(Problem to solve): All entries must be repeated exactly; do not include the pictures.

(Dataset records):

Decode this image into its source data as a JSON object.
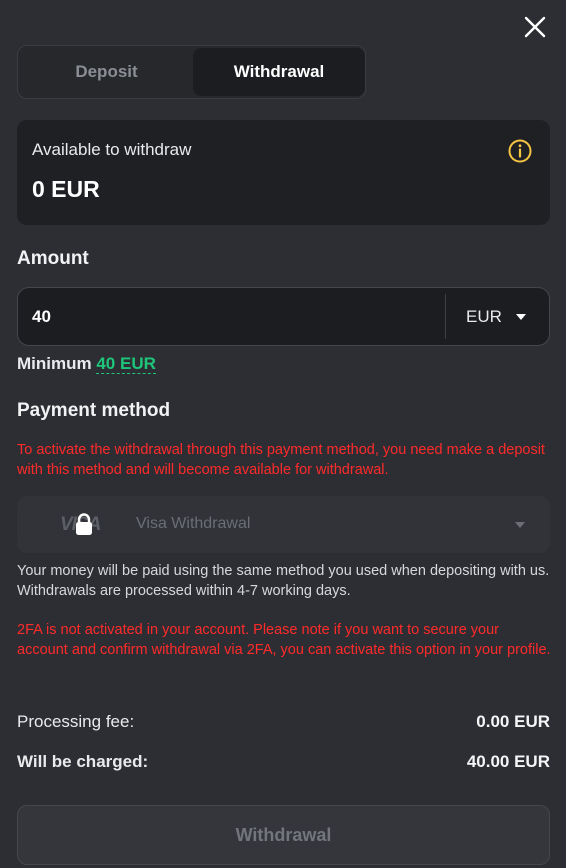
{
  "tabs": [
    {
      "label": "Deposit",
      "active": false
    },
    {
      "label": "Withdrawal",
      "active": true
    }
  ],
  "available": {
    "label": "Available to withdraw",
    "value": "0 EUR",
    "icon": "info-icon"
  },
  "amount": {
    "title": "Amount",
    "value": "40",
    "currency": "EUR"
  },
  "minimum": {
    "label": "Minimum",
    "value": "40 EUR"
  },
  "payment": {
    "title": "Payment method",
    "warning": "To activate the withdrawal through this payment method, you need make a deposit with this method and will become available for withdrawal.",
    "method_logo": "VISA",
    "method_label": "Visa Withdrawal",
    "note": "Your money will be paid using the same method you used when depositing with us. Withdrawals are processed within 4-7 working days.",
    "twofa_warning": "2FA is not activated in your account. Please note if you want to secure your account and confirm withdrawal via 2FA, you can activate this option in your profile."
  },
  "summary": {
    "fee_label": "Processing fee:",
    "fee_value": "0.00 EUR",
    "charged_label": "Will be charged:",
    "charged_value": "40.00 EUR"
  },
  "submit_label": "Withdrawal",
  "colors": {
    "background": "#2c2e33",
    "accent_green": "#1ec57a",
    "warning_red": "#ff2a2a",
    "info_yellow": "#f5c542"
  }
}
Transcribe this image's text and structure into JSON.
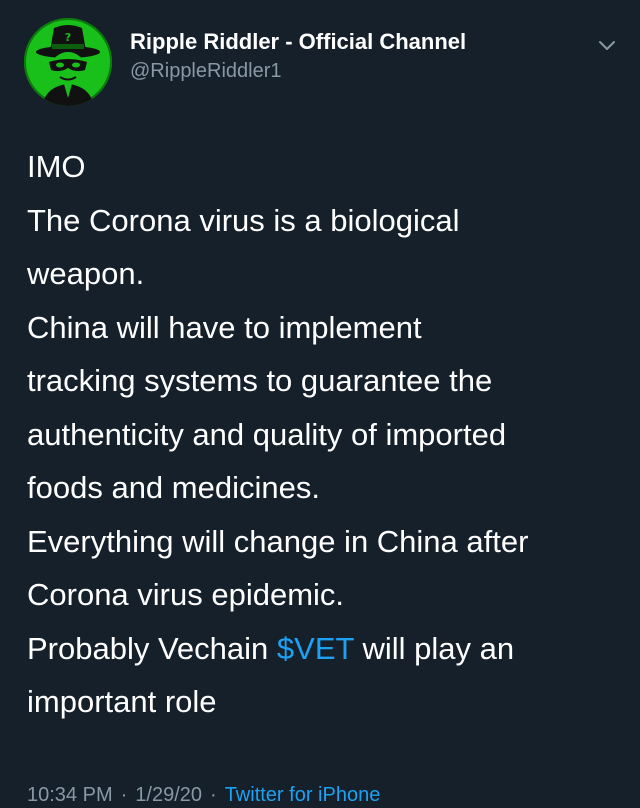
{
  "author": {
    "display_name": "Ripple Riddler - Official Channel",
    "handle": "@RippleRiddler1",
    "avatar_icon": "riddler-hat-mask-icon",
    "avatar_color": "#19c019"
  },
  "tweet": {
    "line1": "IMO",
    "line2": "The Corona virus is a biological",
    "line3": "weapon.",
    "line4": "China will have to implement",
    "line5": "tracking systems to guarantee the",
    "line6": "authenticity and quality of imported",
    "line7": "foods and medicines.",
    "line8": "Everything will change in China after",
    "line9": "Corona virus epidemic.",
    "line10_prefix": "Probably Vechain ",
    "cashtag": "$VET",
    "line10_suffix": " will play an",
    "line11": "important role"
  },
  "meta": {
    "time": "10:34 PM",
    "separator": "·",
    "date": "1/29/20",
    "source": "Twitter for iPhone"
  },
  "colors": {
    "background": "#15202b",
    "text": "#ffffff",
    "secondary": "#8899a6",
    "link": "#1da1f2"
  },
  "icons": {
    "menu": "chevron-down-icon"
  }
}
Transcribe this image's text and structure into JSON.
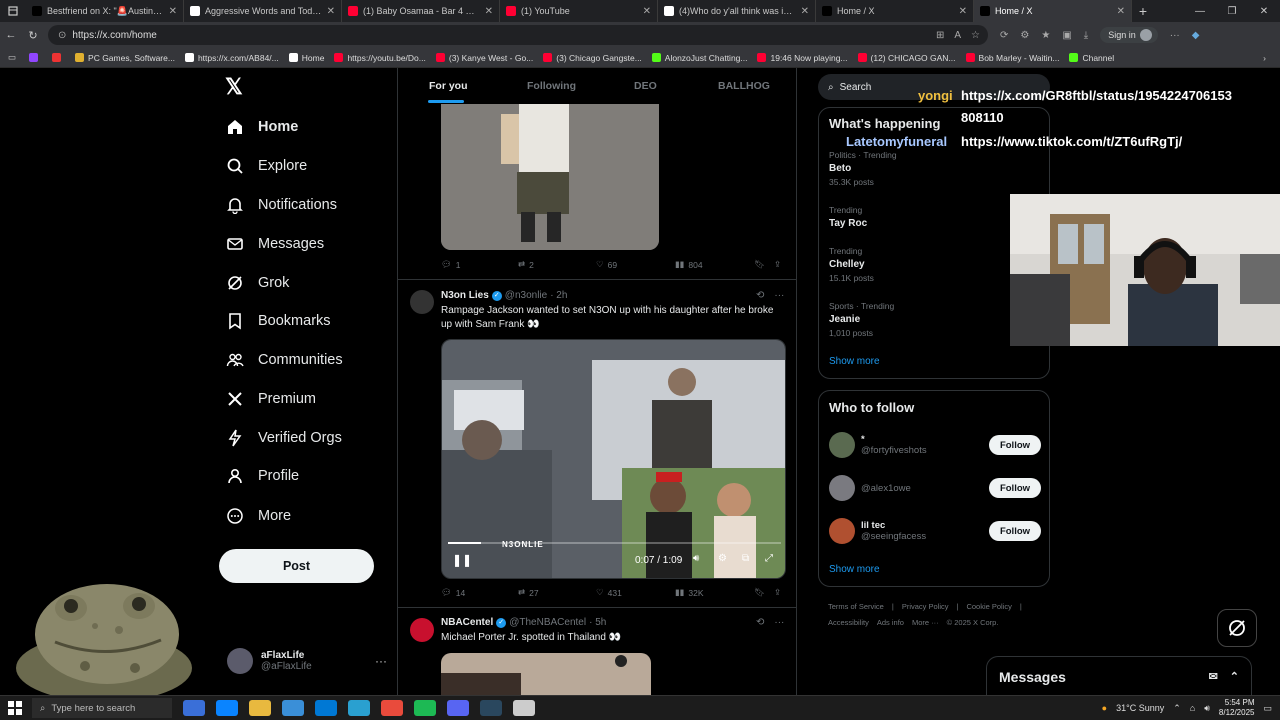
{
  "browser": {
    "tabs": [
      {
        "title": "Bestfriend on X: \"🚨Austin Police",
        "color": "#000000"
      },
      {
        "title": "Aggressive Words and Toddler F...",
        "color": "#ffffff"
      },
      {
        "title": "(1) Baby Osamaa - Bar 4 Bar | Fro",
        "color": "#ff0033"
      },
      {
        "title": "(1) YouTube",
        "color": "#ff0033"
      },
      {
        "title": "(4)Who do y'all think was in the...",
        "color": "#ffffff"
      },
      {
        "title": "Home / X",
        "color": "#000000"
      },
      {
        "title": "Home / X",
        "color": "#000000"
      }
    ],
    "url": "https://x.com/home",
    "sign_in": "Sign in",
    "bookmarks": [
      {
        "label": "",
        "color": "#9146ff"
      },
      {
        "label": "",
        "color": "#e33"
      },
      {
        "label": "PC Games, Software...",
        "color": "#e0b030"
      },
      {
        "label": "https://x.com/AB84/...",
        "color": "#ffffff"
      },
      {
        "label": "Home",
        "color": "#ffffff"
      },
      {
        "label": "https://youtu.be/Do...",
        "color": "#ff0033"
      },
      {
        "label": "(3) Kanye West - Go...",
        "color": "#ff0033"
      },
      {
        "label": "(3) Chicago Gangste...",
        "color": "#ff0033"
      },
      {
        "label": "AlonzoJust Chatting...",
        "color": "#53fc18"
      },
      {
        "label": "19:46 Now playing...",
        "color": "#ff0033"
      },
      {
        "label": "(12) CHICAGO GAN...",
        "color": "#ff0033"
      },
      {
        "label": "Bob Marley - Waitin...",
        "color": "#ff0033"
      },
      {
        "label": "Channel",
        "color": "#53fc18"
      }
    ]
  },
  "nav": {
    "items": [
      {
        "label": "Home",
        "icon": "home-icon"
      },
      {
        "label": "Explore",
        "icon": "search-icon"
      },
      {
        "label": "Notifications",
        "icon": "bell-icon"
      },
      {
        "label": "Messages",
        "icon": "mail-icon"
      },
      {
        "label": "Grok",
        "icon": "grok-icon"
      },
      {
        "label": "Bookmarks",
        "icon": "bookmark-icon"
      },
      {
        "label": "Communities",
        "icon": "people-icon"
      },
      {
        "label": "Premium",
        "icon": "x-icon"
      },
      {
        "label": "Verified Orgs",
        "icon": "bolt-icon"
      },
      {
        "label": "Profile",
        "icon": "person-icon"
      },
      {
        "label": "More",
        "icon": "more-icon"
      }
    ],
    "post_label": "Post",
    "account": {
      "name": "aFlaxLife",
      "handle": "@aFlaxLife"
    }
  },
  "feed": {
    "tabs": [
      "For you",
      "Following",
      "DEO",
      "BALLHOG"
    ],
    "tweet1": {
      "replies": "1",
      "retweets": "2",
      "likes": "69",
      "views": "804"
    },
    "tweet2": {
      "name": "N3on Lies",
      "handle": "@n3onlie",
      "time": "· 2h",
      "text": "Rampage Jackson wanted to set N3ON up with his daughter after he broke up with Sam Frank 👀",
      "video_time": "0:07 / 1:09",
      "video_progress": 0.1,
      "watermark": "N3ONLIE",
      "replies": "14",
      "retweets": "27",
      "likes": "431",
      "views": "32K"
    },
    "tweet3": {
      "name": "NBACentel",
      "handle": "@TheNBACentel",
      "time": "· 5h",
      "text": "Michael Porter Jr. spotted in Thailand 👀"
    }
  },
  "right": {
    "search_placeholder": "Search",
    "happening_title": "What's happening",
    "trends": [
      {
        "category": "Politics · Trending",
        "name": "Beto",
        "count": "35.3K posts"
      },
      {
        "category": "Trending",
        "name": "Tay Roc",
        "count": ""
      },
      {
        "category": "Trending",
        "name": "Chelley",
        "count": "15.1K posts"
      },
      {
        "category": "Sports · Trending",
        "name": "Jeanie",
        "count": "1,010 posts"
      }
    ],
    "show_more": "Show more",
    "who_to_follow_title": "Who to follow",
    "follow": [
      {
        "name": "*",
        "handle": "@fortyfiveshots",
        "button": "Follow"
      },
      {
        "name": "",
        "handle": "@alex1owe",
        "button": "Follow"
      },
      {
        "name": "lil tec",
        "handle": "@seeingfacess",
        "button": "Follow"
      }
    ],
    "show_more_2": "Show more",
    "footer_line1": [
      "Terms of Service",
      "|",
      "Privacy Policy",
      "|",
      "Cookie Policy",
      "|"
    ],
    "footer_line2": [
      "Accessibility",
      "Ads info",
      "More ···",
      "© 2025 X Corp."
    ],
    "messages_label": "Messages"
  },
  "overlay": {
    "name1": "yongi",
    "link1a": "https://x.com/GR8ftbl/status/1954224706153",
    "link1b": "808110",
    "name2": "Latetomyfuneral",
    "link2": "https://www.tiktok.com/t/ZT6ufRgTj/"
  },
  "taskbar": {
    "search_placeholder": "Type here to search",
    "weather": "31°C  Sunny",
    "time": "5:54 PM",
    "date": "8/12/2025",
    "app_colors": [
      "#3a6fd8",
      "#0a84ff",
      "#e8b93f",
      "#3a8fd8",
      "#0078d4",
      "#2aa0d0",
      "#e94b3c",
      "#1db954",
      "#5865f2",
      "#2a475e",
      "#cccccc"
    ]
  }
}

(Output):
Decode this image into its source data as a JSON object.
{
  "tabs": [
    {
      "label": "Deposit",
      "active": false
    },
    {
      "label": "Withdrawal",
      "active": true
    }
  ],
  "available": {
    "label": "Available to withdraw",
    "value": "0 EUR",
    "icon": "info-icon"
  },
  "amount": {
    "title": "Amount",
    "value": "40",
    "currency": "EUR"
  },
  "minimum": {
    "label": "Minimum",
    "value": "40 EUR"
  },
  "payment": {
    "title": "Payment method",
    "warning": "To activate the withdrawal through this payment method, you need make a deposit with this method and will become available for withdrawal.",
    "method_logo": "VISA",
    "method_label": "Visa Withdrawal",
    "note": "Your money will be paid using the same method you used when depositing with us. Withdrawals are processed within 4-7 working days.",
    "twofa_warning": "2FA is not activated in your account. Please note if you want to secure your account and confirm withdrawal via 2FA, you can activate this option in your profile."
  },
  "summary": {
    "fee_label": "Processing fee:",
    "fee_value": "0.00 EUR",
    "charged_label": "Will be charged:",
    "charged_value": "40.00 EUR"
  },
  "submit_label": "Withdrawal",
  "colors": {
    "background": "#2c2e33",
    "accent_green": "#1ec57a",
    "warning_red": "#ff2a2a",
    "info_yellow": "#f5c542"
  }
}
Transcribe this image's text and structure into JSON.
{
  "author": {
    "display_name": "Ripple Riddler - Official Channel",
    "handle": "@RippleRiddler1",
    "avatar_icon": "riddler-hat-mask-icon",
    "avatar_color": "#19c019"
  },
  "tweet": {
    "line1": "IMO",
    "line2": "The Corona virus is a biological",
    "line3": "weapon.",
    "line4": "China will have to implement",
    "line5": "tracking systems to guarantee the",
    "line6": "authenticity and quality of imported",
    "line7": "foods and medicines.",
    "line8": "Everything will change in China after",
    "line9": "Corona virus epidemic.",
    "line10_prefix": "Probably Vechain ",
    "cashtag": "$VET",
    "line10_suffix": " will play an",
    "line11": "important role"
  },
  "meta": {
    "time": "10:34 PM",
    "separator": "·",
    "date": "1/29/20",
    "source": "Twitter for iPhone"
  },
  "colors": {
    "background": "#15202b",
    "text": "#ffffff",
    "secondary": "#8899a6",
    "link": "#1da1f2"
  },
  "icons": {
    "menu": "chevron-down-icon"
  }
}
Transcribe this image's text and structure into JSON.
{
  "browser": {
    "tabs": [
      {
        "title": "Bestfriend on X: \"🚨Austin Police",
        "color": "#000000"
      },
      {
        "title": "Aggressive Words and Toddler F...",
        "color": "#ffffff"
      },
      {
        "title": "(1) Baby Osamaa - Bar 4 Bar | Fro",
        "color": "#ff0033"
      },
      {
        "title": "(1) YouTube",
        "color": "#ff0033"
      },
      {
        "title": "(4)Who do y'all think was in the...",
        "color": "#ffffff"
      },
      {
        "title": "Home / X",
        "color": "#000000"
      },
      {
        "title": "Home / X",
        "color": "#000000"
      }
    ],
    "url": "https://x.com/home",
    "sign_in": "Sign in",
    "bookmarks": [
      {
        "label": "",
        "color": "#9146ff"
      },
      {
        "label": "",
        "color": "#e33"
      },
      {
        "label": "PC Games, Software...",
        "color": "#e0b030"
      },
      {
        "label": "https://x.com/AB84/...",
        "color": "#ffffff"
      },
      {
        "label": "Home",
        "color": "#ffffff"
      },
      {
        "label": "https://youtu.be/Do...",
        "color": "#ff0033"
      },
      {
        "label": "(3) Kanye West - Go...",
        "color": "#ff0033"
      },
      {
        "label": "(3) Chicago Gangste...",
        "color": "#ff0033"
      },
      {
        "label": "AlonzoJust Chatting...",
        "color": "#53fc18"
      },
      {
        "label": "19:46 Now playing...",
        "color": "#ff0033"
      },
      {
        "label": "(12) CHICAGO GAN...",
        "color": "#ff0033"
      },
      {
        "label": "Bob Marley - Waitin...",
        "color": "#ff0033"
      },
      {
        "label": "Channel",
        "color": "#53fc18"
      }
    ]
  },
  "nav": {
    "items": [
      {
        "label": "Home",
        "icon": "home-icon"
      },
      {
        "label": "Explore",
        "icon": "search-icon"
      },
      {
        "label": "Notifications",
        "icon": "bell-icon"
      },
      {
        "label": "Messages",
        "icon": "mail-icon"
      },
      {
        "label": "Grok",
        "icon": "grok-icon"
      },
      {
        "label": "Bookmarks",
        "icon": "bookmark-icon"
      },
      {
        "label": "Communities",
        "icon": "people-icon"
      },
      {
        "label": "Premium",
        "icon": "x-icon"
      },
      {
        "label": "Verified Orgs",
        "icon": "bolt-icon"
      },
      {
        "label": "Profile",
        "icon": "person-icon"
      },
      {
        "label": "More",
        "icon": "more-icon"
      }
    ],
    "post_label": "Post",
    "account": {
      "name": "aFlaxLife",
      "handle": "@aFlaxLife"
    }
  },
  "feed": {
    "tabs": [
      "For you",
      "Following",
      "DEO",
      "BALLHOG"
    ],
    "tweet1": {
      "replies": "1",
      "retweets": "2",
      "likes": "69",
      "views": "804"
    },
    "tweet2": {
      "name": "N3on Lies",
      "handle": "@n3onlie",
      "time": "· 2h",
      "text": "Rampage Jackson wanted to set N3ON up with his daughter after he broke up with Sam Frank 👀",
      "video_time": "0:07 / 1:09",
      "video_progress": 0.1,
      "watermark": "N3ONLIE",
      "replies": "14",
      "retweets": "27",
      "likes": "431",
      "views": "32K"
    },
    "tweet3": {
      "name": "NBACentel",
      "handle": "@TheNBACentel",
      "time": "· 5h",
      "text": "Michael Porter Jr. spotted in Thailand 👀"
    }
  },
  "right": {
    "search_placeholder": "Search",
    "happening_title": "What's happening",
    "trends": [
      {
        "category": "Politics · Trending",
        "name": "Beto",
        "count": "35.3K posts"
      },
      {
        "category": "Trending",
        "name": "Tay Roc",
        "count": ""
      },
      {
        "category": "Trending",
        "name": "Chelley",
        "count": "15.1K posts"
      },
      {
        "category": "Sports · Trending",
        "name": "Jeanie",
        "count": "1,010 posts"
      }
    ],
    "show_more": "Show more",
    "who_to_follow_title": "Who to follow",
    "follow": [
      {
        "name": "*",
        "handle": "@fortyfiveshots",
        "button": "Follow"
      },
      {
        "name": "",
        "handle": "@alex1owe",
        "button": "Follow"
      },
      {
        "name": "lil tec",
        "handle": "@seeingfacess",
        "button": "Follow"
      }
    ],
    "show_more_2": "Show more",
    "footer_line1": [
      "Terms of Service",
      "|",
      "Privacy Policy",
      "|",
      "Cookie Policy",
      "|"
    ],
    "footer_line2": [
      "Accessibility",
      "Ads info",
      "More ···",
      "© 2025 X Corp."
    ],
    "messages_label": "Messages"
  },
  "overlay": {
    "name1": "yongi",
    "link1a": "https://x.com/GR8ftbl/status/1954224706153",
    "link1b": "808110",
    "name2": "Latetomyfuneral",
    "link2": "https://www.tiktok.com/t/ZT6ufRgTj/"
  },
  "taskbar": {
    "search_placeholder": "Type here to search",
    "weather": "31°C  Sunny",
    "time": "5:54 PM",
    "date": "8/12/2025",
    "app_colors": [
      "#3a6fd8",
      "#0a84ff",
      "#e8b93f",
      "#3a8fd8",
      "#0078d4",
      "#2aa0d0",
      "#e94b3c",
      "#1db954",
      "#5865f2",
      "#2a475e",
      "#cccccc"
    ]
  }
}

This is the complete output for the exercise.